8. Traffic Laws and Regulations: The tow truck operator should receive training on local traffic laws, regulations, and towing-specific regulations to ensure compliance and safety. This training can be conducted by a senior tow truck operator, a safety officer, or a designated trainer.

9. Emergency Response Training: Tow truck operators may encounter various emergency situations, such as accidents or hazardous materials spills. The new operator should receive training on how to respond to these emergencies safely and effectively. This training is typically conducted by a safety officer or a designated trainer.

10. Documentation and Record-Keeping: Tow truck operators need to maintain accurate records of their activities, including mileage, fuel consumption, and service logs. The new operator should be trained on the company’s documentation and record-keeping procedures. This task can be performed by a dispatcher or a designated trainer.

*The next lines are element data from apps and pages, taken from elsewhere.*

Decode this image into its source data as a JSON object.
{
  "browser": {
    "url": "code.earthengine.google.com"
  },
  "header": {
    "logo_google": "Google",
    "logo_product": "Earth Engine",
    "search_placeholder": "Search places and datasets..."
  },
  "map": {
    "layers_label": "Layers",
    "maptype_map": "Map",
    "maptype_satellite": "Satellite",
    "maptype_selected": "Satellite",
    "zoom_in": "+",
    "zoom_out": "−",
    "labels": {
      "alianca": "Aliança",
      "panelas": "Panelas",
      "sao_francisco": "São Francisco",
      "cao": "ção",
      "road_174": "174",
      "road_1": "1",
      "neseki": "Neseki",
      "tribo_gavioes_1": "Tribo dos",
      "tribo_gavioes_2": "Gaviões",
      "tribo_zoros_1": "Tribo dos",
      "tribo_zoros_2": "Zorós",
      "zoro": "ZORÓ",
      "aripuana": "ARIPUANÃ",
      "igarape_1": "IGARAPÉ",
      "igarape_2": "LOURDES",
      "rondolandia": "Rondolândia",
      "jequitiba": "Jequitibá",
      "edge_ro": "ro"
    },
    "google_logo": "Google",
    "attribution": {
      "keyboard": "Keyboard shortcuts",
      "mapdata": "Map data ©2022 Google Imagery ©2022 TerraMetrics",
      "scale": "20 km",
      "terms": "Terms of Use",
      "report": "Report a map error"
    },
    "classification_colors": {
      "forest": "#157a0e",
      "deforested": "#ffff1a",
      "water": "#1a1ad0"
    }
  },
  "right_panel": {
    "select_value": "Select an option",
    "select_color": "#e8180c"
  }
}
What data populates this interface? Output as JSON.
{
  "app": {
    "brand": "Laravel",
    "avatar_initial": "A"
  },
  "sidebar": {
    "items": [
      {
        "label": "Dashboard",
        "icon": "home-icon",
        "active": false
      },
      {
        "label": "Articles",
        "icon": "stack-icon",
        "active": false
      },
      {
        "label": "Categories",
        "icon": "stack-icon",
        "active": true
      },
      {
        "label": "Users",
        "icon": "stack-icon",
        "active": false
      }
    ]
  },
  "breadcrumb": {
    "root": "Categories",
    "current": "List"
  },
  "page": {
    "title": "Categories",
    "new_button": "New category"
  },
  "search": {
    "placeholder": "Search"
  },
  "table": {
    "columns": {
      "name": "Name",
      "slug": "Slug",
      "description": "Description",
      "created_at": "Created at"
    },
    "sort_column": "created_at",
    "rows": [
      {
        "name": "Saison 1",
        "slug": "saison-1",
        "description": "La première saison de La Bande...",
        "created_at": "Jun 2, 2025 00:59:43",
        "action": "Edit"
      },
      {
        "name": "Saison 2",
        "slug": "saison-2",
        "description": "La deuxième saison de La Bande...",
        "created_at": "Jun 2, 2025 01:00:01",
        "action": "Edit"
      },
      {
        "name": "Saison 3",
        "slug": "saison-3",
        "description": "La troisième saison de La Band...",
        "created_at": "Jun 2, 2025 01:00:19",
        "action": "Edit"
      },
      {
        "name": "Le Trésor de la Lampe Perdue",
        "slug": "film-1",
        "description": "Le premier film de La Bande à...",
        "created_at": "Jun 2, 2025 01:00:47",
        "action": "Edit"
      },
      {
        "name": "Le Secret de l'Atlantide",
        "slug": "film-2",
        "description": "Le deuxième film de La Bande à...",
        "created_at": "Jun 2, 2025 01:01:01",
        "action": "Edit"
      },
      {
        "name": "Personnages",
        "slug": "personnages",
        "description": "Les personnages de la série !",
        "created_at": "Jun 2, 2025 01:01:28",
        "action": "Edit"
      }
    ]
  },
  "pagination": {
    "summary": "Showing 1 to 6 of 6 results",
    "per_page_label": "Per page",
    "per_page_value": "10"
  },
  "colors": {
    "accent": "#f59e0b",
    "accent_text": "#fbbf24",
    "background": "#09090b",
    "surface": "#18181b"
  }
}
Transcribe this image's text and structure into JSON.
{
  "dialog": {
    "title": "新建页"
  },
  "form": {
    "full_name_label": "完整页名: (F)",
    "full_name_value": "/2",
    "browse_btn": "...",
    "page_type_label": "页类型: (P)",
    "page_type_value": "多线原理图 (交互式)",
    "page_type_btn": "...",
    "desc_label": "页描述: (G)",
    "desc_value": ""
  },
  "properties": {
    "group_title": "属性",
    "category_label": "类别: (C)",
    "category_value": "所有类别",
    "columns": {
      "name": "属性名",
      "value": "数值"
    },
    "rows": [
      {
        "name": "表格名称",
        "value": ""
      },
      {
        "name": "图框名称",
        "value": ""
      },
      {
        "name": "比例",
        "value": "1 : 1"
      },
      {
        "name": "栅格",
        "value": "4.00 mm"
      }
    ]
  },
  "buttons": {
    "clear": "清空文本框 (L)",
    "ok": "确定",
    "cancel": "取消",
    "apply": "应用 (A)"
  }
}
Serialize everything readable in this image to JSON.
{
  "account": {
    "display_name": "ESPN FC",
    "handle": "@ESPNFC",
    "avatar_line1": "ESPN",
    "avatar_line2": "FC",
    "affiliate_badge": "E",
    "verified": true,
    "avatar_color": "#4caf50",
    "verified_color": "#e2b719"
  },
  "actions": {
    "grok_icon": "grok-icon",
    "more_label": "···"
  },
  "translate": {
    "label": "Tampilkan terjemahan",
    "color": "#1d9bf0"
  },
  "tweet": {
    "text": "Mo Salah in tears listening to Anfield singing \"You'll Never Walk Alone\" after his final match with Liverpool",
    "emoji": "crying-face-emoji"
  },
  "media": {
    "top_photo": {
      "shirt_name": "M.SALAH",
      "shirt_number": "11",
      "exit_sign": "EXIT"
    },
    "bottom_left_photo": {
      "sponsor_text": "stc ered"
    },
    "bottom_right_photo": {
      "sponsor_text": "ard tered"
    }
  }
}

11. Performance Expectations: The new tow truck operator should have a clear understanding of the company’s performance expectations, including response times, customer satisfaction targets, and productivity goals. This information can be communicated by a supervisor or a designated trainer.

12. Team Collaboration: Tow truck operators often work in teams or collaborate with other departments within the company. The new operator should be introduced to their team members and provided with opportunities to build relationships and foster teamwork. This task can be facilitated by a supervisor or a designated team leader.

13. Ongoing Training and Development: To stay updated with industry trends and enhance their skills, tow truck operators should be encouraged to participate in ongoing training and development programs. The company should provide information on available training opportunities and support the operator’s professional growth. This task can be overseen by the human resources department or a designated training coordinator

Setting Up Your Employee Onboarding Process

From reading through the items in the example Tow Truck Operator checklist above, you’ll now have an idea of how you can apply best practices to getting your new Tow Truck Operator up to speed and working well in your Transportation team. Scroll up to see the link to our onboarding templates & resources or get in touch to discuss getting help setting up your systems and processes in this area.